    • The remaining five study arms showed an increase in alcohol-related problems or no effect; none of the results were statistically significantcant.

Summary of Economic Evidence

Detailed results from the systematic review are available in the Task Force Finding and Rationale Statement pdf icon [PDF - 257 kB].

The economic review included three studies. Two studies from the Netherlands reported costs and benefits, and one study from the United States reported benefits only in terms of annual costs averted. All values are reported in 2011 U.S. dollars.

  • One study estimated e-SBI would save the U.S. military $136 million annually through healthcare costs averted, increased productivity, decreased non-deployability, and decreased early separation.
  • Another study estimated the average cost per user per year to be $57, with a benefit-to-cost ratio of 12:1, and a net savings of $468 per capita.
  • A third study estimated the cost per user would vary from $12 to $258, depending on intervention intensity. The study found that partially substituting face-to-face interventions with e-Health interventions would result in similar disability adjusted life years (DALY) averted while decreasing costs of alcohol interventions by $84.8 million per year.

Although the available evidence indicates e-SBI has the potential to be cost-saving, additional studies in a broader range of contexts are necessary to adequately assess the economic merits of this intervention.

Applicability

Based on settings and populations from included studies, the CPSTF finding should be applicable to the following.

  • Interventions implemented in university settings, healthcare settings, and communities
  • Adults of all ages
  • Men and women

Included studies reported limited data on effectiveness by race/ethnicity, and only one study provided information about program effectiveness among adolescents.

Evidence Gaps

Additional research and evaluation are needed to answer the following questions and fill existing gaps in the evidence base.
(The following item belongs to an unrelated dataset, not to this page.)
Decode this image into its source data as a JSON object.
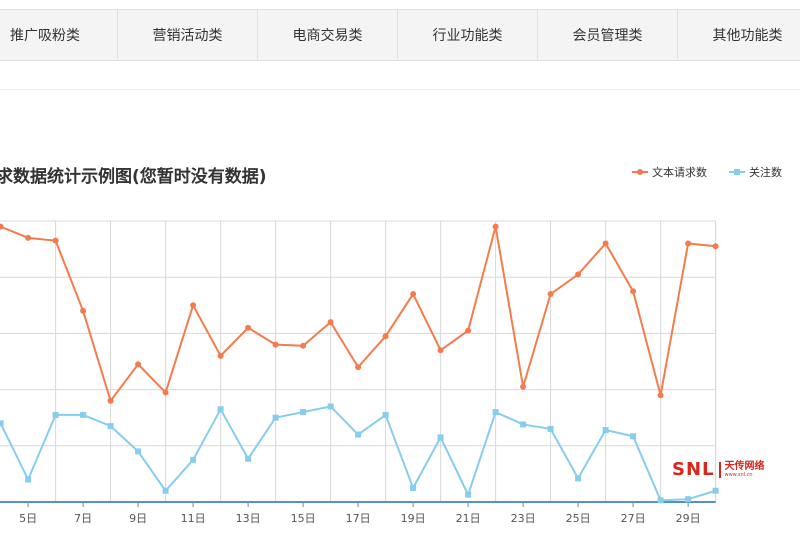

  • How effective is e-SBI in settings other than colleges and healthcare organizations (e.g., military, worksites, public health organizations) and among specific populations (e.g., adolescents, racial and ethnic groups)?
  • What are the relative benefits of e-SBI and traditional alcohol screening and brief intervention?
  • What is the optimal level of intervention intensity? What is the relative effectiveness of different types of feedback?
  • What is the long-term effectiveness of e-SBI (i.e., beyond 12 months)?
  • Do “booster sessions” improve the long-term effectiveness of e-SBI?
  • What are the costs of developing and implementing e-SBI in the United States?
  • What is the cost-effectiveness of e-SBI in communities that have widely implemented this intervention?

Study Characteristics

  • All included studies used randomized control trials, and most had follow-up periods of 6 –12 months.
  • Studies provided results for excessive drinkers only (24 studies with 28 study arms) or all drinkers (7 studies with 8 study arms).
  • Nearly two-thirds of the studies used probability sampling designs or attempted to recruit everyone willing to participate.
  • In approximately 60% of the studies, participants were screened for excessive consumption through automated methods (most often through the internet).
  • More than 80% of the brief interventions were delivered solely through automated methods.
  • Evaluated interventions were conducted in universities (17 studies), healthcare settings (11 studies), and communities (8 studies).
  • Nearly half (17 studies) were conducted in the United States.

Publications